The Health Minister said in an interview with the Rheinische Post newspaper that he would opt for special party conferences on the environment and Europe in the event of his election as CDU leader.

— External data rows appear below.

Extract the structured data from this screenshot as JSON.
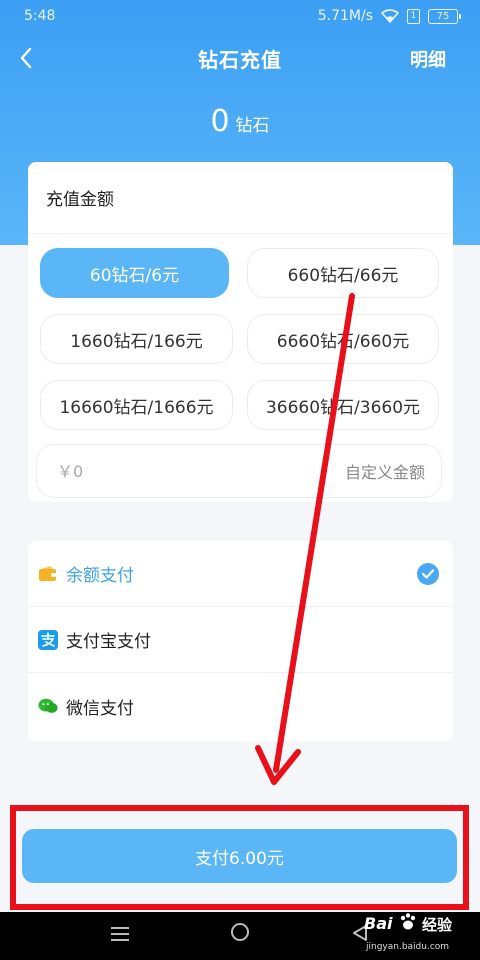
{
  "status_bar": {
    "time": "5:48",
    "speed": "5.71M/s",
    "sim": "1",
    "battery": "75"
  },
  "nav": {
    "title": "钻石充值",
    "detail_label": "明细"
  },
  "balance": {
    "value": "0",
    "unit": "钻石"
  },
  "recharge": {
    "title": "充值金额",
    "options": [
      {
        "label": "60钻石/6元",
        "selected": true
      },
      {
        "label": "660钻石/66元",
        "selected": false
      },
      {
        "label": "1660钻石/166元",
        "selected": false
      },
      {
        "label": "6660钻石/660元",
        "selected": false
      },
      {
        "label": "16660钻石/1666元",
        "selected": false
      },
      {
        "label": "36660钻石/3660元",
        "selected": false
      }
    ],
    "custom_placeholder": "￥0",
    "custom_label": "自定义金额"
  },
  "payment": {
    "methods": [
      {
        "label": "余额支付",
        "icon": "wallet-icon",
        "active": true
      },
      {
        "label": "支付宝支付",
        "icon": "alipay-icon",
        "active": false
      },
      {
        "label": "微信支付",
        "icon": "wechat-icon",
        "active": false
      }
    ]
  },
  "pay_button": {
    "label": "支付6.00元"
  },
  "watermark": {
    "brand": "Bai",
    "sub": "经验",
    "url": "jingyan.baidu.com"
  },
  "colors": {
    "primary": "#5ab6f7",
    "header_top": "#3c9ff4",
    "annotation_red": "#e8101b"
  }
}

He said “the CDU must discuss future issues more thoroughly”.
Spahn has previously ruffled feathers with his negative comments about the UN migration pact, as well as on tax issues.
Similar to his competitors, Merz, warned against the Union's social democratization: “We don't have to adopt all the positions the Social Democrats think are right,” he said.
The three candidates were presenting themselves in Böblingen at the fifth of a total of eight regional events.
On Wednesday they will travel to Düsseldorf – to the CDU state association of North Rhine-Westphalia with the largest number of members, and from which both Merz and Spahn come from.
This will be followed by two more conferences: Bremen on Thursday and Berlin on Friday.
A day after her party suffered severe losses in the Hesse state elections on October 28th, Merkel announced she would no longer run for re-election as party leader – nor as chancellor when her term comes to an end in 2021.
But her decision seems to have given the party a new lease of life.
Kramp-Karrenbauer described the competition between the candidates as “absolutely positive” and “stimulating for the party”.
“So far the competition is a fair one, even if there are points, which are addressed critically,” she told the Passauer Neue Presse. “It is clear that the party should continue after the conference as strengthened and united.”